#### Exercise aim
Drop every image, then reproduce the data exactly as given.

#### Input data
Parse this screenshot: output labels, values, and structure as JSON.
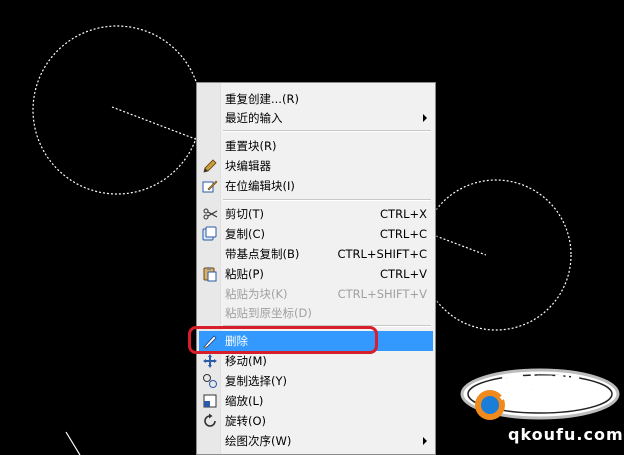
{
  "menu": {
    "items": [
      {
        "label": "重复创建...(R)",
        "shortcut": "",
        "icon": "",
        "submenu": false,
        "disabled": false,
        "highlight": false
      },
      {
        "label": "最近的输入",
        "shortcut": "",
        "icon": "",
        "submenu": true,
        "disabled": false,
        "highlight": false
      },
      {
        "label": "重置块(R)",
        "shortcut": "",
        "icon": "",
        "submenu": false,
        "disabled": false,
        "highlight": false
      },
      {
        "label": "块编辑器",
        "shortcut": "",
        "icon": "block-editor-icon",
        "submenu": false,
        "disabled": false,
        "highlight": false
      },
      {
        "label": "在位编辑块(I)",
        "shortcut": "",
        "icon": "edit-in-place-icon",
        "submenu": false,
        "disabled": false,
        "highlight": false
      },
      {
        "label": "剪切(T)",
        "shortcut": "CTRL+X",
        "icon": "scissors-icon",
        "submenu": false,
        "disabled": false,
        "highlight": false
      },
      {
        "label": "复制(C)",
        "shortcut": "CTRL+C",
        "icon": "copy-icon",
        "submenu": false,
        "disabled": false,
        "highlight": false
      },
      {
        "label": "带基点复制(B)",
        "shortcut": "CTRL+SHIFT+C",
        "icon": "",
        "submenu": false,
        "disabled": false,
        "highlight": false
      },
      {
        "label": "粘贴(P)",
        "shortcut": "CTRL+V",
        "icon": "paste-icon",
        "submenu": false,
        "disabled": false,
        "highlight": false
      },
      {
        "label": "粘贴为块(K)",
        "shortcut": "CTRL+SHIFT+V",
        "icon": "",
        "submenu": false,
        "disabled": true,
        "highlight": false
      },
      {
        "label": "粘贴到原坐标(D)",
        "shortcut": "",
        "icon": "",
        "submenu": false,
        "disabled": true,
        "highlight": false
      },
      {
        "label": "删除",
        "shortcut": "",
        "icon": "eraser-icon",
        "submenu": false,
        "disabled": false,
        "highlight": true
      },
      {
        "label": "移动(M)",
        "shortcut": "",
        "icon": "move-icon",
        "submenu": false,
        "disabled": false,
        "highlight": false
      },
      {
        "label": "复制选择(Y)",
        "shortcut": "",
        "icon": "copy-select-icon",
        "submenu": false,
        "disabled": false,
        "highlight": false
      },
      {
        "label": "缩放(L)",
        "shortcut": "",
        "icon": "scale-icon",
        "submenu": false,
        "disabled": false,
        "highlight": false
      },
      {
        "label": "旋转(O)",
        "shortcut": "",
        "icon": "rotate-icon",
        "submenu": false,
        "disabled": false,
        "highlight": false
      },
      {
        "label": "绘图次序(W)",
        "shortcut": "",
        "icon": "",
        "submenu": true,
        "disabled": false,
        "highlight": false
      }
    ]
  },
  "watermark": {
    "line1": "爱抠脚",
    "line2": "qkoufu.com"
  },
  "colors": {
    "background": "#000000",
    "highlight": "#3399ff",
    "annotation": "#d81e2a"
  }
}
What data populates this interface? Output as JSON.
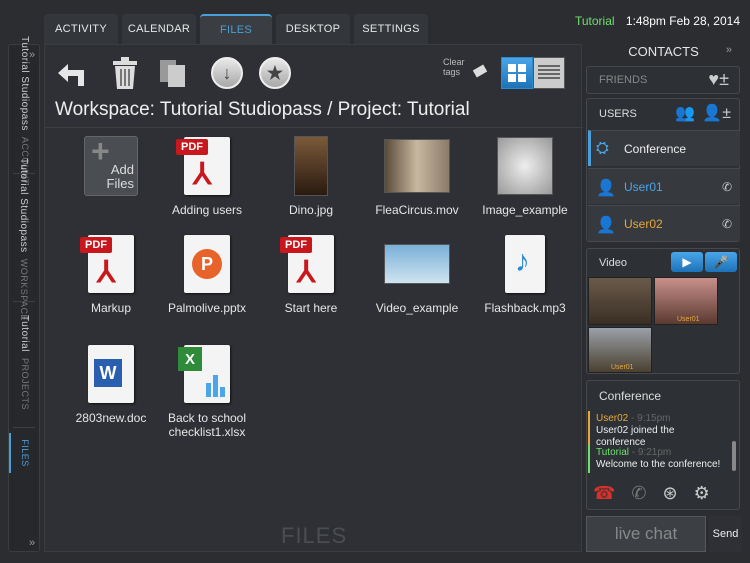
{
  "top_tabs": [
    "ACTIVITY",
    "CALENDAR",
    "FILES",
    "DESKTOP",
    "SETTINGS"
  ],
  "status": {
    "user": "Tutorial",
    "datetime": "1:48pm Feb 28, 2014"
  },
  "left_tabs": [
    {
      "header": "ACCOUNT",
      "value": "Tutorial Studiopass"
    },
    {
      "header": "WORKSPACE",
      "value": "Tutorial Studiopass"
    },
    {
      "header": "PROJECTS",
      "value": "Tutorial"
    },
    {
      "header": "FILES",
      "value": ""
    }
  ],
  "toolbar": {
    "clear_tags": "Clear tags"
  },
  "breadcrumb": "Workspace: Tutorial Studiopass / Project: Tutorial",
  "files": [
    {
      "name": "Add Files",
      "type": "add"
    },
    {
      "name": "Adding users",
      "type": "pdf"
    },
    {
      "name": "Dino.jpg",
      "type": "image"
    },
    {
      "name": "FleaCircus.mov",
      "type": "video"
    },
    {
      "name": "Image_example",
      "type": "image"
    },
    {
      "name": "Markup",
      "type": "pdf"
    },
    {
      "name": "Palmolive.pptx",
      "type": "pptx"
    },
    {
      "name": "Start here",
      "type": "pdf"
    },
    {
      "name": "Video_example",
      "type": "video"
    },
    {
      "name": "Flashback.mp3",
      "type": "audio"
    },
    {
      "name": "2803new.doc",
      "type": "doc"
    },
    {
      "name": "Back to school checklist1.xlsx",
      "type": "xlsx"
    }
  ],
  "add_files_label": "Add Files",
  "pdf_badge": "PDF",
  "footer_label": "FILES",
  "contacts": {
    "title": "CONTACTS",
    "friends": "FRIENDS",
    "users": "USERS",
    "conference": "Conference",
    "user_list": [
      {
        "name": "User01",
        "color": "#4aa6e8"
      },
      {
        "name": "User02",
        "color": "#e8a83a"
      }
    ]
  },
  "video": {
    "title": "Video",
    "tile_labels": [
      "User01",
      "User01"
    ]
  },
  "chat": {
    "title": "Conference",
    "messages": [
      {
        "user": "User02",
        "time": "9:15pm",
        "text": "User02 joined the conference",
        "color": "#e8a83a"
      },
      {
        "user": "Tutorial",
        "time": "9:21pm",
        "text": "Welcome to the conference!",
        "color": "#6ee06e"
      }
    ],
    "input_placeholder": "live chat",
    "send": "Send"
  }
}
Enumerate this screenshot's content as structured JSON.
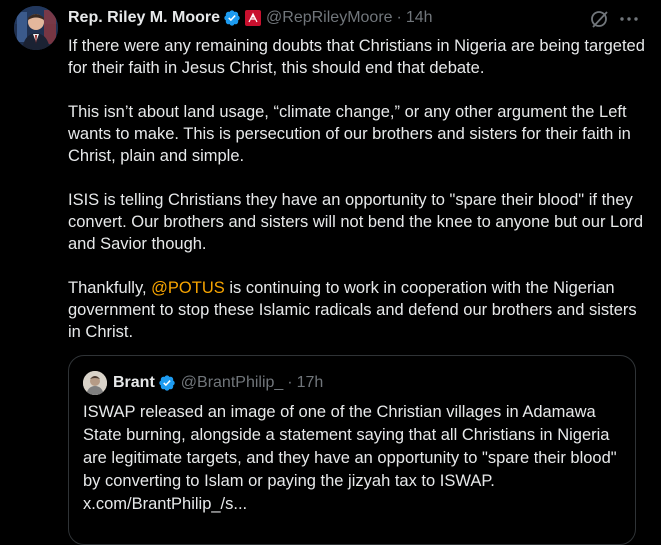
{
  "author": {
    "display_name": "Rep. Riley M. Moore",
    "handle": "@RepRileyMoore",
    "separator": "·",
    "time": "14h"
  },
  "tweet": {
    "paragraphs": [
      "If there were any remaining doubts that Christians in Nigeria are being targeted for their faith in Jesus Christ, this should end that debate.",
      "This isn’t about land usage, “climate change,” or any other argument the Left wants to make. This is persecution of our brothers and sisters for their faith in Christ, plain and simple.",
      "ISIS is telling Christians they have an opportunity to \"spare their blood\" if they convert. Our brothers and sisters will not bend the knee to anyone but our Lord and Savior though."
    ],
    "last_paragraph_prefix": "Thankfully, ",
    "mention": "@POTUS",
    "last_paragraph_suffix": " is continuing to work in cooperation with the Nigerian government to stop these Islamic radicals and defend our brothers and sisters in Christ."
  },
  "quote": {
    "display_name": "Brant",
    "handle": "@BrantPhilip_",
    "separator": "·",
    "time": "17h",
    "text": "ISWAP released an image of one of the Christian villages in Adamawa State burning, alongside a statement saying that all Christians in Nigeria are legitimate targets, and they have an opportunity to \"spare their blood\" by converting to Islam or paying the jizyah tax to ISWAP. x.com/BrantPhilip_/s..."
  },
  "colors": {
    "background": "#000000",
    "text": "#e7e9ea",
    "muted": "#71767b",
    "mention": "#f7a400",
    "verified_blue": "#1d9bf0",
    "affiliation_red": "#c8102e",
    "border": "#2f3336"
  },
  "icons": {
    "verified": "verified-badge-icon",
    "affiliation": "government-affiliation-icon",
    "grok": "grok-icon",
    "more": "more-options-icon"
  }
}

#### Response area
Parse this screenshot: output labels, values, and structure as JSON.
{
  "menu": {
    "items": [
      {
        "label": "重复创建...(R)",
        "shortcut": "",
        "icon": "",
        "submenu": false,
        "disabled": false,
        "highlight": false
      },
      {
        "label": "最近的输入",
        "shortcut": "",
        "icon": "",
        "submenu": true,
        "disabled": false,
        "highlight": false
      },
      {
        "label": "重置块(R)",
        "shortcut": "",
        "icon": "",
        "submenu": false,
        "disabled": false,
        "highlight": false
      },
      {
        "label": "块编辑器",
        "shortcut": "",
        "icon": "block-editor-icon",
        "submenu": false,
        "disabled": false,
        "highlight": false
      },
      {
        "label": "在位编辑块(I)",
        "shortcut": "",
        "icon": "edit-in-place-icon",
        "submenu": false,
        "disabled": false,
        "highlight": false
      },
      {
        "label": "剪切(T)",
        "shortcut": "CTRL+X",
        "icon": "scissors-icon",
        "submenu": false,
        "disabled": false,
        "highlight": false
      },
      {
        "label": "复制(C)",
        "shortcut": "CTRL+C",
        "icon": "copy-icon",
        "submenu": false,
        "disabled": false,
        "highlight": false
      },
      {
        "label": "带基点复制(B)",
        "shortcut": "CTRL+SHIFT+C",
        "icon": "",
        "submenu": false,
        "disabled": false,
        "highlight": false
      },
      {
        "label": "粘贴(P)",
        "shortcut": "CTRL+V",
        "icon": "paste-icon",
        "submenu": false,
        "disabled": false,
        "highlight": false
      },
      {
        "label": "粘贴为块(K)",
        "shortcut": "CTRL+SHIFT+V",
        "icon": "",
        "submenu": false,
        "disabled": true,
        "highlight": false
      },
      {
        "label": "粘贴到原坐标(D)",
        "shortcut": "",
        "icon": "",
        "submenu": false,
        "disabled": true,
        "highlight": false
      },
      {
        "label": "删除",
        "shortcut": "",
        "icon": "eraser-icon",
        "submenu": false,
        "disabled": false,
        "highlight": true
      },
      {
        "label": "移动(M)",
        "shortcut": "",
        "icon": "move-icon",
        "submenu": false,
        "disabled": false,
        "highlight": false
      },
      {
        "label": "复制选择(Y)",
        "shortcut": "",
        "icon": "copy-select-icon",
        "submenu": false,
        "disabled": false,
        "highlight": false
      },
      {
        "label": "缩放(L)",
        "shortcut": "",
        "icon": "scale-icon",
        "submenu": false,
        "disabled": false,
        "highlight": false
      },
      {
        "label": "旋转(O)",
        "shortcut": "",
        "icon": "rotate-icon",
        "submenu": false,
        "disabled": false,
        "highlight": false
      },
      {
        "label": "绘图次序(W)",
        "shortcut": "",
        "icon": "",
        "submenu": true,
        "disabled": false,
        "highlight": false
      }
    ]
  },
  "watermark": {
    "line1": "爱抠脚",
    "line2": "qkoufu.com"
  },
  "colors": {
    "background": "#000000",
    "highlight": "#3399ff",
    "annotation": "#d81e2a"
  }
}
What data populates this interface? Output as JSON.
{
  "top_tabs": [
    "ACTIVITY",
    "CALENDAR",
    "FILES",
    "DESKTOP",
    "SETTINGS"
  ],
  "status": {
    "user": "Tutorial",
    "datetime": "1:48pm Feb 28, 2014"
  },
  "left_tabs": [
    {
      "header": "ACCOUNT",
      "value": "Tutorial Studiopass"
    },
    {
      "header": "WORKSPACE",
      "value": "Tutorial Studiopass"
    },
    {
      "header": "PROJECTS",
      "value": "Tutorial"
    },
    {
      "header": "FILES",
      "value": ""
    }
  ],
  "toolbar": {
    "clear_tags": "Clear tags"
  },
  "breadcrumb": "Workspace: Tutorial Studiopass / Project: Tutorial",
  "files": [
    {
      "name": "Add Files",
      "type": "add"
    },
    {
      "name": "Adding users",
      "type": "pdf"
    },
    {
      "name": "Dino.jpg",
      "type": "image"
    },
    {
      "name": "FleaCircus.mov",
      "type": "video"
    },
    {
      "name": "Image_example",
      "type": "image"
    },
    {
      "name": "Markup",
      "type": "pdf"
    },
    {
      "name": "Palmolive.pptx",
      "type": "pptx"
    },
    {
      "name": "Start here",
      "type": "pdf"
    },
    {
      "name": "Video_example",
      "type": "video"
    },
    {
      "name": "Flashback.mp3",
      "type": "audio"
    },
    {
      "name": "2803new.doc",
      "type": "doc"
    },
    {
      "name": "Back to school checklist1.xlsx",
      "type": "xlsx"
    }
  ],
  "add_files_label": "Add Files",
  "pdf_badge": "PDF",
  "footer_label": "FILES",
  "contacts": {
    "title": "CONTACTS",
    "friends": "FRIENDS",
    "users": "USERS",
    "conference": "Conference",
    "user_list": [
      {
        "name": "User01",
        "color": "#4aa6e8"
      },
      {
        "name": "User02",
        "color": "#e8a83a"
      }
    ]
  },
  "video": {
    "title": "Video",
    "tile_labels": [
      "User01",
      "User01"
    ]
  },
  "chat": {
    "title": "Conference",
    "messages": [
      {
        "user": "User02",
        "time": "9:15pm",
        "text": "User02 joined the conference",
        "color": "#e8a83a"
      },
      {
        "user": "Tutorial",
        "time": "9:21pm",
        "text": "Welcome to the conference!",
        "color": "#6ee06e"
      }
    ],
    "input_placeholder": "live chat",
    "send": "Send"
  }
}
Enumerate this screenshot's content as structured JSON.
{
  "author": {
    "display_name": "Rep. Riley M. Moore",
    "handle": "@RepRileyMoore",
    "separator": "·",
    "time": "14h"
  },
  "tweet": {
    "paragraphs": [
      "If there were any remaining doubts that Christians in Nigeria are being targeted for their faith in Jesus Christ, this should end that debate.",
      "This isn’t about land usage, “climate change,” or any other argument the Left wants to make. This is persecution of our brothers and sisters for their faith in Christ, plain and simple.",
      "ISIS is telling Christians they have an opportunity to \"spare their blood\" if they convert. Our brothers and sisters will not bend the knee to anyone but our Lord and Savior though."
    ],
    "last_paragraph_prefix": "Thankfully, ",
    "mention": "@POTUS",
    "last_paragraph_suffix": " is continuing to work in cooperation with the Nigerian government to stop these Islamic radicals and defend our brothers and sisters in Christ."
  },
  "quote": {
    "display_name": "Brant",
    "handle": "@BrantPhilip_",
    "separator": "·",
    "time": "17h",
    "text": "ISWAP released an image of one of the Christian villages in Adamawa State burning, alongside a statement saying that all Christians in Nigeria are legitimate targets, and they have an opportunity to \"spare their blood\" by converting to Islam or paying the jizyah tax to ISWAP. x.com/BrantPhilip_/s..."
  },
  "colors": {
    "background": "#000000",
    "text": "#e7e9ea",
    "muted": "#71767b",
    "mention": "#f7a400",
    "verified_blue": "#1d9bf0",
    "affiliation_red": "#c8102e",
    "border": "#2f3336"
  },
  "icons": {
    "verified": "verified-badge-icon",
    "affiliation": "government-affiliation-icon",
    "grok": "grok-icon",
    "more": "more-options-icon"
  }
}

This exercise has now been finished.